The attendees had all come from Canada to learn about investment opportunities in the Chicago real estate market.
On the first day, they toured Chicago neighborhoods on the verge of gentrification. We got some great footage of them cautiously poking their way through dilapidated buildings destined to soon be rehabbed into $300,000 condominium units.
Days two and three were devoted to speaker presentations at the J.W. Marriott. http://www.marriott.com/hotels/travel/chijw-jw-marriott-chicago/
Normally for us this would have been a “no brainer”. Put a camera in the back of the room and try to stay awake for two days. But this one turned out to be a little more of a challenge.
Because the attendance was much larger than expected, the sessions were moved from a well-lit, video-friendly meeting room to a huge 6,000 square foot ballroom illuminated only by dim chandeliers hung from the 20 ft. high ceiling. There was no time or budget to bring in a lighting grid. We had to find a way to make it work.

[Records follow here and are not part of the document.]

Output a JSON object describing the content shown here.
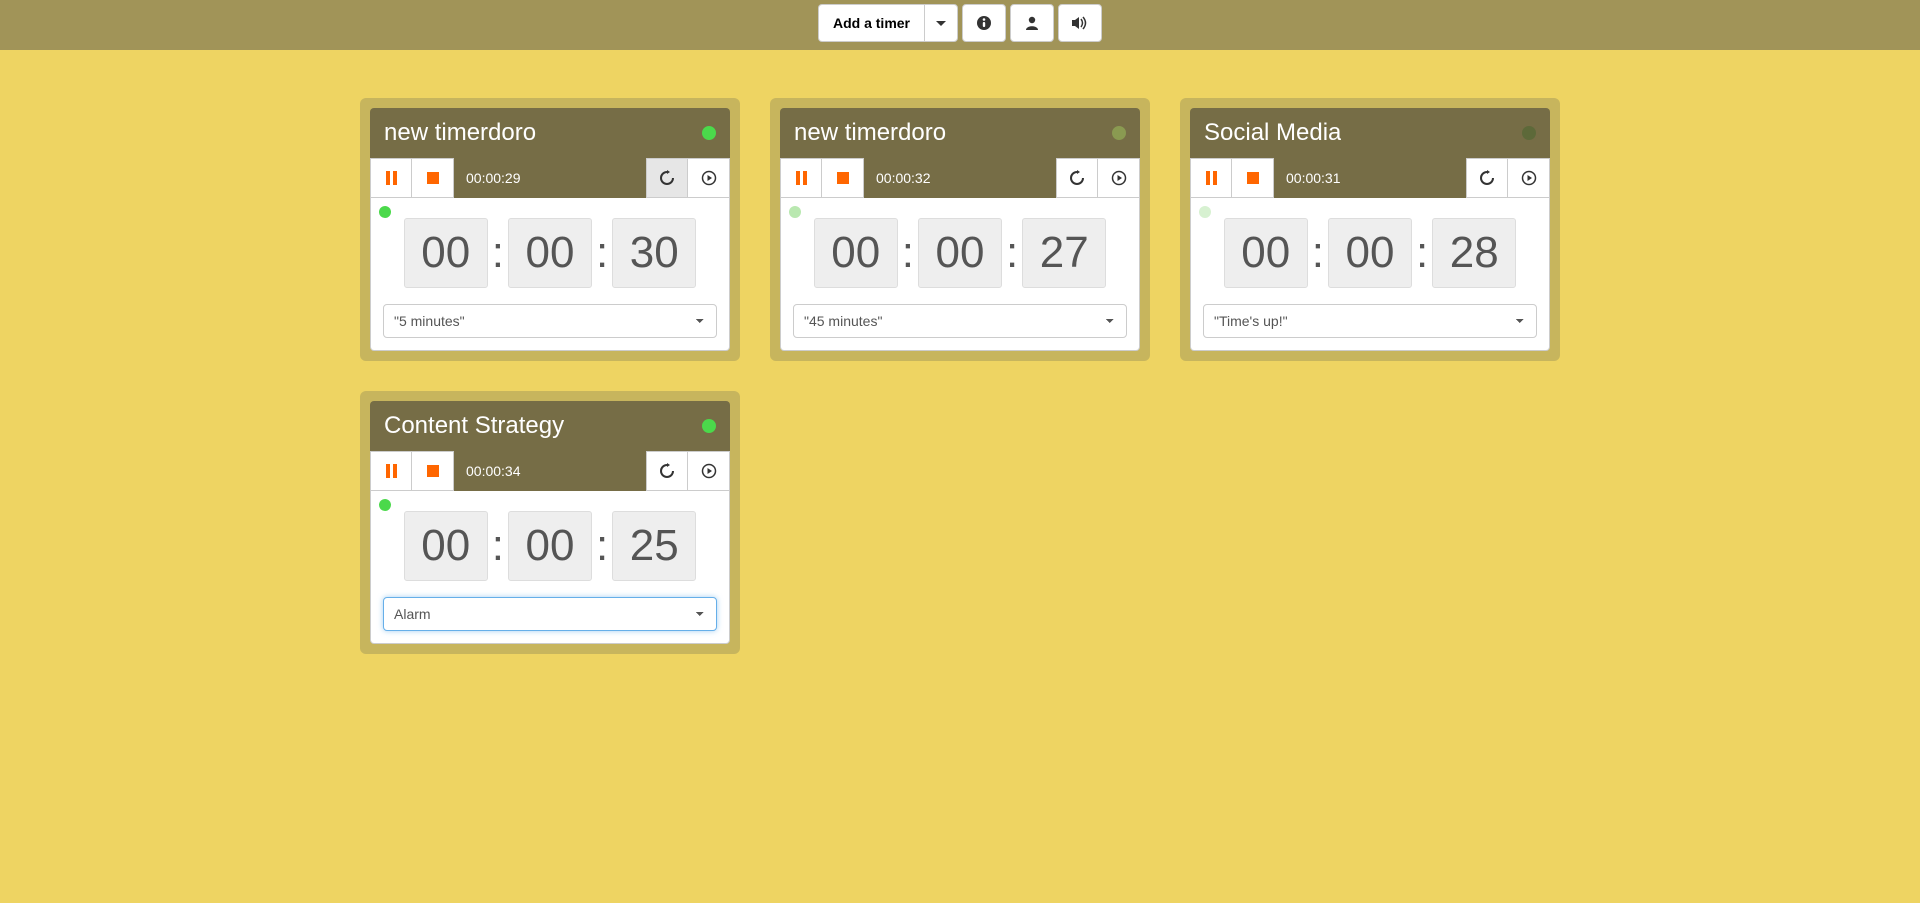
{
  "toolbar": {
    "add_label": "Add a timer"
  },
  "timers": [
    {
      "title": "new timerdoro",
      "header_dot": "dot-green",
      "elapsed": "00:00:29",
      "body_dot": "sdot-green",
      "hh": "00",
      "mm": "00",
      "ss": "30",
      "alarm": "\"5 minutes\"",
      "refresh_active": true,
      "select_focused": false
    },
    {
      "title": "new timerdoro",
      "header_dot": "dot-olive",
      "elapsed": "00:00:32",
      "body_dot": "sdot-pale",
      "hh": "00",
      "mm": "00",
      "ss": "27",
      "alarm": "\"45 minutes\"",
      "refresh_active": false,
      "select_focused": false
    },
    {
      "title": "Social Media",
      "header_dot": "dot-dark",
      "elapsed": "00:00:31",
      "body_dot": "sdot-vpale",
      "hh": "00",
      "mm": "00",
      "ss": "28",
      "alarm": "\"Time's up!\"",
      "refresh_active": false,
      "select_focused": false
    },
    {
      "title": "Content Strategy",
      "header_dot": "dot-green",
      "elapsed": "00:00:34",
      "body_dot": "sdot-green",
      "hh": "00",
      "mm": "00",
      "ss": "25",
      "alarm": "Alarm",
      "refresh_active": false,
      "select_focused": true
    }
  ]
}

Canon claims their C100 cinema cameras will make a perfectly acceptable picture at ISO 8000. http://www.usa.canon.com/cusa/professional/products/professional_cameras/cinema_eos_cameras/eos_c100#Features
Actually they claim even more, but ISO 8000 would be enough to allow us to pull this off, and worked!!
The footage, shot from the back of the ballroom with a Canon 100-400 L zoom looked amazing. We were able to keep our promise of “providing solutions”, not just crew and gear.
But then we learned that Professor Kang’s support visuals were not PowerPoint, Keynote, or anything else we had ever heard of. He was using a touch screen, interactive program called “Mind Manager” which allowed Kang to move through the visuals and link to a variety of different media more or less at will. There was no way we could re-create this presentation in post.
We needed to find a way to capture the Mind Manager visuals live in high definition during the presentation. After assessing Katten’s in-house AV system, we realized we would need to tap into their 5 BNC / VGA system. This would require scaling the image to 1920X1080 using our TV One Universal Scaler (http://www.tvone.com/video-scalers), convert the signal to HDSDI with a Black Magic Design Terranex 2D Broadcast Converter (https://www.blackmagicdesign.com/products/teranex), and then send it to an AJA KiPro hard disk video recorder (https://www.aja.com/en/products/ki-pro).
We ended up hauling in a little more gear than the IT people at Katten had probably expected, but everything worked and the finished video looked great.